» Exercise prompt:
Check every line below for the word "RECYCLER" and copy each one that has it.

:: Provided records

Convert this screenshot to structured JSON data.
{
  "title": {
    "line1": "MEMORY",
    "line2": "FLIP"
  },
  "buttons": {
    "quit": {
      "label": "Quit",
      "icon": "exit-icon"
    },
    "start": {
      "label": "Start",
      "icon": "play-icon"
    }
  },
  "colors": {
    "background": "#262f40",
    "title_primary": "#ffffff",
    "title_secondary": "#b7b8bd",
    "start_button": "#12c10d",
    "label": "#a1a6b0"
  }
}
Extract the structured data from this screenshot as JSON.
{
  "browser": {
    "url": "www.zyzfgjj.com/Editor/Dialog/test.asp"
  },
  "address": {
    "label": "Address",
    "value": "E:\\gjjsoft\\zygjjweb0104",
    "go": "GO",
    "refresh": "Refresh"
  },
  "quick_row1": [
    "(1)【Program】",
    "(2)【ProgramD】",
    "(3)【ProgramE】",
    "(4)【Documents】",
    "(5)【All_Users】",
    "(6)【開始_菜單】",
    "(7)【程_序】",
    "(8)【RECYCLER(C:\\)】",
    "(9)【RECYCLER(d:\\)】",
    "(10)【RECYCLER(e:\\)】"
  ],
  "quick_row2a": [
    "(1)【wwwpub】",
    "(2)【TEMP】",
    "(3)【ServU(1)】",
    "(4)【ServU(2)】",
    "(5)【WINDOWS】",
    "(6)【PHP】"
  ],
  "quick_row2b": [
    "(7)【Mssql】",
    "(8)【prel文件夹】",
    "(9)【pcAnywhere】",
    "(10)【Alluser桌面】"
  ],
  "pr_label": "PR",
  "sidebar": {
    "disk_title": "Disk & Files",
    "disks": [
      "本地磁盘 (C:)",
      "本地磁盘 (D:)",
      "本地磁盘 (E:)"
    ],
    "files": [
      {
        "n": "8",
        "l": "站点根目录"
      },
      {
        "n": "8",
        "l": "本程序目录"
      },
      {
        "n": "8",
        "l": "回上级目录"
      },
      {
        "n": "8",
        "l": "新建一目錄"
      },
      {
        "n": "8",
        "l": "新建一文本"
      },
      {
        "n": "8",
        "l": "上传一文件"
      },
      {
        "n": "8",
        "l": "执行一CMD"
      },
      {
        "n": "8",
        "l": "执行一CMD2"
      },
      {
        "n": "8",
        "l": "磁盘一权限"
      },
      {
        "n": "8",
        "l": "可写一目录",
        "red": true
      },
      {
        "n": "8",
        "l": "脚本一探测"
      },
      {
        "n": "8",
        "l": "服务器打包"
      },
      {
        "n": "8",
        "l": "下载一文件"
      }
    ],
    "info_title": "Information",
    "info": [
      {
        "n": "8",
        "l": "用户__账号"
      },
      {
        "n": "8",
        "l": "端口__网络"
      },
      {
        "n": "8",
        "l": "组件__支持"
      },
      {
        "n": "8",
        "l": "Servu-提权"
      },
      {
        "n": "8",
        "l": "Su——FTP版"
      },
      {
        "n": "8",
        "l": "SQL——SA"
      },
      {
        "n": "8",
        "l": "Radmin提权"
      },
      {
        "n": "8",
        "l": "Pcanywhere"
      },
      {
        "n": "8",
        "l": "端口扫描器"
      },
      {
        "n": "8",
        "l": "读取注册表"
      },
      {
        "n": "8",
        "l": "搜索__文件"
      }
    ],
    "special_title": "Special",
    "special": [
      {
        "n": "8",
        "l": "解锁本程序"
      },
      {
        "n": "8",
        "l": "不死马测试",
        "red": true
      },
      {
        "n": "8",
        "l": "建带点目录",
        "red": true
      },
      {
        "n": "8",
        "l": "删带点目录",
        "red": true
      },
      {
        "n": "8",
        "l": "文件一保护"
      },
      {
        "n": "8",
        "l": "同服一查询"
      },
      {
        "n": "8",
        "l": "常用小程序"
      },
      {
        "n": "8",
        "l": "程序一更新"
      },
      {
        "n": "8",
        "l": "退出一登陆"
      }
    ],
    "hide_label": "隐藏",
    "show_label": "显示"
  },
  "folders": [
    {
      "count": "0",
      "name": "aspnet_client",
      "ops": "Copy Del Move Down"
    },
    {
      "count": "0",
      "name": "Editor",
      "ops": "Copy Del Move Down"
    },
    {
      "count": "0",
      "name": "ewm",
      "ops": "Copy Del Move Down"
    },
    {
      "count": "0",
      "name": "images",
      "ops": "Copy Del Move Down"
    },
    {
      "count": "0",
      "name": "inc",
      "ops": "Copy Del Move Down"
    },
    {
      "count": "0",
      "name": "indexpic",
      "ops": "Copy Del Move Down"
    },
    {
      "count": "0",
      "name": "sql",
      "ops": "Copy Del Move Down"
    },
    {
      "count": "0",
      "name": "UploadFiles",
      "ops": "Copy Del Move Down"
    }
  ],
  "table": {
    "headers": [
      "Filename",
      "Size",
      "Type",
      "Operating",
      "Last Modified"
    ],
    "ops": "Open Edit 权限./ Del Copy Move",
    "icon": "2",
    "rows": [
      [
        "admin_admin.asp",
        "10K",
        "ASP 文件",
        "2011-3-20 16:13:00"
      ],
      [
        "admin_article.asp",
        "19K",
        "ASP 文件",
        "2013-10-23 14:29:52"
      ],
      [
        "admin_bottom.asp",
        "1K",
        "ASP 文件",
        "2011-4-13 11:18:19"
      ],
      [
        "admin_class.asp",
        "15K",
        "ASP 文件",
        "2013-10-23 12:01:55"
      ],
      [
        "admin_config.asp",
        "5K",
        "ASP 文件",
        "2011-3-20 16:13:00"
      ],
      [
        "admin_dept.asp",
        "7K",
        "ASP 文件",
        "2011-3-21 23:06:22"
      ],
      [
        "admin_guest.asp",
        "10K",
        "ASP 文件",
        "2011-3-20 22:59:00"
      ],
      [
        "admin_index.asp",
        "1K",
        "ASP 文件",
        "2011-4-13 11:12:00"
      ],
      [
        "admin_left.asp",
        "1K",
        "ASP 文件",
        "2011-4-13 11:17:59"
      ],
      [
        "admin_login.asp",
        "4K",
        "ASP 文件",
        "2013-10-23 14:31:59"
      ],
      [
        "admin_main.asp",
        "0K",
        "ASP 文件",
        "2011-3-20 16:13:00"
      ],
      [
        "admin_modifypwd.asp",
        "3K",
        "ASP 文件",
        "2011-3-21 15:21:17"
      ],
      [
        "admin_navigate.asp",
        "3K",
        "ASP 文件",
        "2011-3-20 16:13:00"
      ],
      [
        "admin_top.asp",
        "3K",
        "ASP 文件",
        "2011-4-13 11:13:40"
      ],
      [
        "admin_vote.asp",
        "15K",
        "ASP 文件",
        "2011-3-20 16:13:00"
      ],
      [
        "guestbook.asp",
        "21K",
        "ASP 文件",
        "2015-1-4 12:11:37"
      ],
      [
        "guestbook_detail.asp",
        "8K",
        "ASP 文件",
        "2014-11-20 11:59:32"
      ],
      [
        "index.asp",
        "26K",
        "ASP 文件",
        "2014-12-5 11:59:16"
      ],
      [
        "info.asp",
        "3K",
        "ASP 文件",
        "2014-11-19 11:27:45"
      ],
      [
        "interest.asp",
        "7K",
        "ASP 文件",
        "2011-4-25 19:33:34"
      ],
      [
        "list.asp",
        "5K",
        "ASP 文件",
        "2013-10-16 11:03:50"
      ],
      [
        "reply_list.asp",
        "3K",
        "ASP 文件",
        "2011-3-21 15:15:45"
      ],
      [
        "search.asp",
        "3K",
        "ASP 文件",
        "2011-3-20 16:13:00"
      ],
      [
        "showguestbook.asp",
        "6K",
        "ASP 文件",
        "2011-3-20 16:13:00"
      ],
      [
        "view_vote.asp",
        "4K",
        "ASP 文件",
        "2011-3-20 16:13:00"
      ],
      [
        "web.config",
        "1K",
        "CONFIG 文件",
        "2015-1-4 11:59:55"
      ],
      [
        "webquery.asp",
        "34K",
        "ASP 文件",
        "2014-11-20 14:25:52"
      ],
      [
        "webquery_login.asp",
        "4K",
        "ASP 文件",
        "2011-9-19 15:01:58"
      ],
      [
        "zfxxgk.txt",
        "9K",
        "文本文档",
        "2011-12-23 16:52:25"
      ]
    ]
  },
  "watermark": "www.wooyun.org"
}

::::

» Expected output:
    "(8)【RECYCLER(C:\\)】",
    "(9)【RECYCLER(d:\\)】",
    "(10)【RECYCLER(e:\\)】"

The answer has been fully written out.